2WG Women's Club
From the late 1920s onwards, radio stations throughout Australia began establishing social clubs targeting specific listener groups. Major aims of such clubs included building audiences and loyalty; develop community presence and a sense of companionship; providing social opportunities and initiating charitable and other benevolent activities
Following on the success of such clubs in Sydney and Melbourne, Nan Roberts decided to establish 2WG's own Women's Club which was launched on November 1st 1937 with Susan Barrie as its presenter and an official club slogan of "Let us be as happy as we can and happiness comes through service".
Within three months the Club was reporting over 500 enthusiastic members with the Club Rooms and theatrette, in the basement of the 2WG studios, finished and ready for use. The February 1938 edition of Radio Pictorial reported that the opening party for the club rooms, attracted over 100 members from all over the district. They were greeted by the Wagga president, Mrs Colquhon and Susan Barrie.
Even at this early stage, members were using their made up radio names rather than their own names. These made up names were carefully recorded in the membership books and always used on-air.
A green satin banner was created where club members could have their names embroidered in gold - you paid for this - it was another way of raising money.
Kay Millin took over the running of the Club in mid 1938 when membership had grown to 3,500. Kay was an established broadcaster and writer from South Australia. Her full name was Kay Catherine Millin Brownbill and she went on to be the third ever woman elected to the House of Representatives, representing Kingston, South Australia from 1966-1969.
Membership continued to grow rapidly and branches were established throughout the Riverina. By the late 1940s, over 22,000 women were, or had been members, of the Club. There were branches in every town, many of them very active in running social activities and associated fund raising.
In the late 1930s, Ada 'Cobbie' Webb, previously the Secretary, took on the role of president and stayed in that position for the next 19 years. Her commitment, energy and enthusiasm made the 2WG club one of the most active and successful in New South Wales; her efforts being recognised by the award of an MBE in 1955 for services to charity.
In late 1950s, Cobbie stepped down as full time president. By that time the role of the Club was changing in line with the evolving needs of country women and Radio 2WG was also changing. In its final years, the Club focused very much on fund raising and support for The Haven.

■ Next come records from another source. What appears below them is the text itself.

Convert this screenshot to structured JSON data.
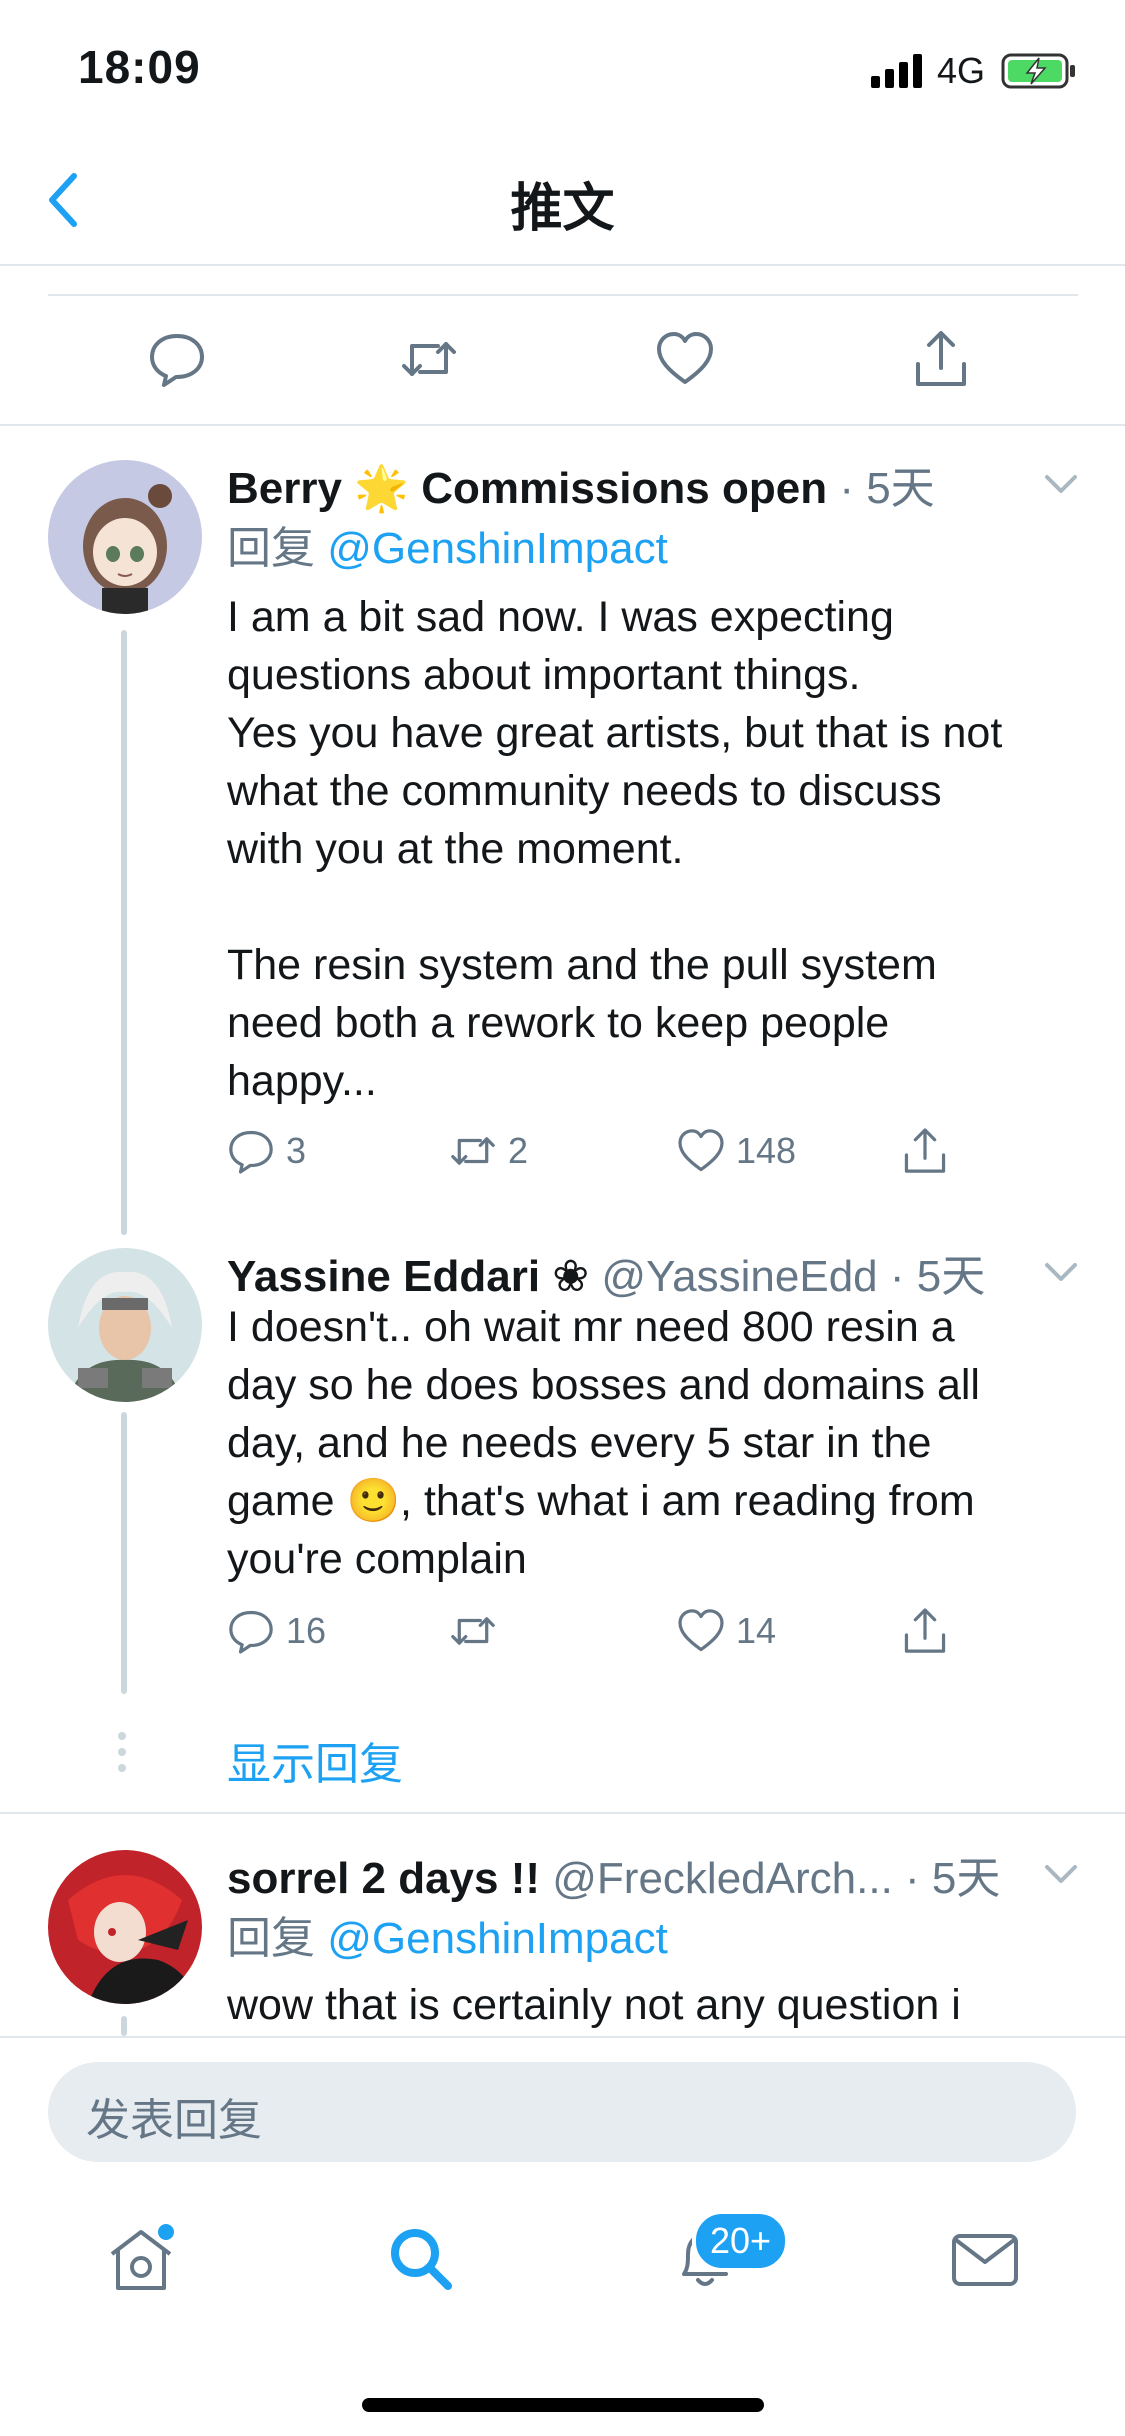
{
  "status_bar": {
    "time": "18:09",
    "network": "4G"
  },
  "nav": {
    "title": "推文"
  },
  "colors": {
    "accent": "#1da1f2",
    "muted": "#657786",
    "border": "#e1e8ed",
    "battery": "#4cd964"
  },
  "replies": [
    {
      "name": "Berry",
      "name_emoji": "🌟",
      "name_suffix": "Commissions open",
      "time": "· 5天",
      "reply_prefix": "回复",
      "reply_to": "@GenshinImpact",
      "text_lines": [
        "I am a bit sad now. I was expecting",
        "questions about important things.",
        "Yes you have great artists, but that is not",
        "what the community needs to discuss",
        "with you at the moment.",
        "",
        "The resin system and the pull system",
        "need both a rework to keep people",
        "happy..."
      ],
      "reply_count": "3",
      "retweet_count": "2",
      "like_count": "148"
    },
    {
      "name": "Yassine Eddari",
      "name_symbol": "❀",
      "handle": "@YassineEdd",
      "time": "· 5天",
      "text_lines": [
        "I doesn't.. oh wait mr need 800 resin a",
        "day so he does bosses and domains all",
        "day, and he needs every 5 star in the",
        "game 🙂, that's what i am reading from",
        "you're complain"
      ],
      "reply_count": "16",
      "retweet_count": "",
      "like_count": "14"
    },
    {
      "name": "sorrel 2 days !!",
      "handle": "@FreckledArch...",
      "time": "· 5天",
      "reply_prefix": "回复",
      "reply_to": "@GenshinImpact",
      "text_lines": [
        "wow that is certainly not any question i"
      ]
    }
  ],
  "show_replies_label": "显示回复",
  "compose": {
    "placeholder": "发表回复"
  },
  "tabbar": {
    "notifications_badge": "20+"
  },
  "icons": [
    "back-chevron-icon",
    "reply-icon",
    "retweet-icon",
    "like-icon",
    "share-icon",
    "chevron-down-icon",
    "home-icon",
    "search-icon",
    "notifications-icon",
    "messages-icon",
    "signal-icon",
    "battery-icon"
  ]
}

Fund raising played a major role in directing the Club's activities. Money was raised in small amounts, eg. the mile of pennies down the main street of Wagga; raffles; fines for activities, words; lunches and afternoon teas; trading tables etc. At one stage in the 1950s, Bushells sponsored afternoon tea and singalongs in the basement theaterette every Thursday - another fund raising opportunity. In addition, the Club also catered for a variety of local functions, including weddings, with the proceeds going towards a range of local charities.
Larger fund raising activities included dances and later, more formal balls. Many were held at the Wonderland Theatre in Wagga. An early function, held in June 1938, attracted over 700 to dance to the music of Pat Ryan's orchestra.
Funds raised were destined for local charities, making a substantial contribution to local facilities. These included installation of an automatic lift into Wagga base hospital; acquisition of a mobile xray machine; furnishing a maternity ward; provision of an ambulance and a continuing project of providing a baby box including a layette (jackets, bonnets, booties, nappies etc) to any woman needing it.
Branch Achievements (920KB)
During the second world war, the Club prepared and dispatched comfort parcels of cakes and other baking as well as knitted scarves and many pairs of socks for the troops. In addition they raised enough money to donate a field ambulance and a mobile canteen to the army as well.
The Women's Club broadcast every morning. At first from 10.45-11.00 and 11.30-12.00. Later this changed to morning and afternoon sessions.
These sessions provided the link between members, playing a vital role in building a sense of community amongst the members, many of whom were unable to travel into town on any regular basis. For many women, this was their only link with the Club and their fellow members. Cobbie's role in running these sessions is fondly remembered by many listeners.
At its height, the Women's Club was making a substantial contribution, not only to the local community, but also to the success of the radio station as a whole. Mr Roberts, 2WG's owner, wrote to Cobbie in the mid 1940s congratulating her on the success of the Women's Club and her part in this.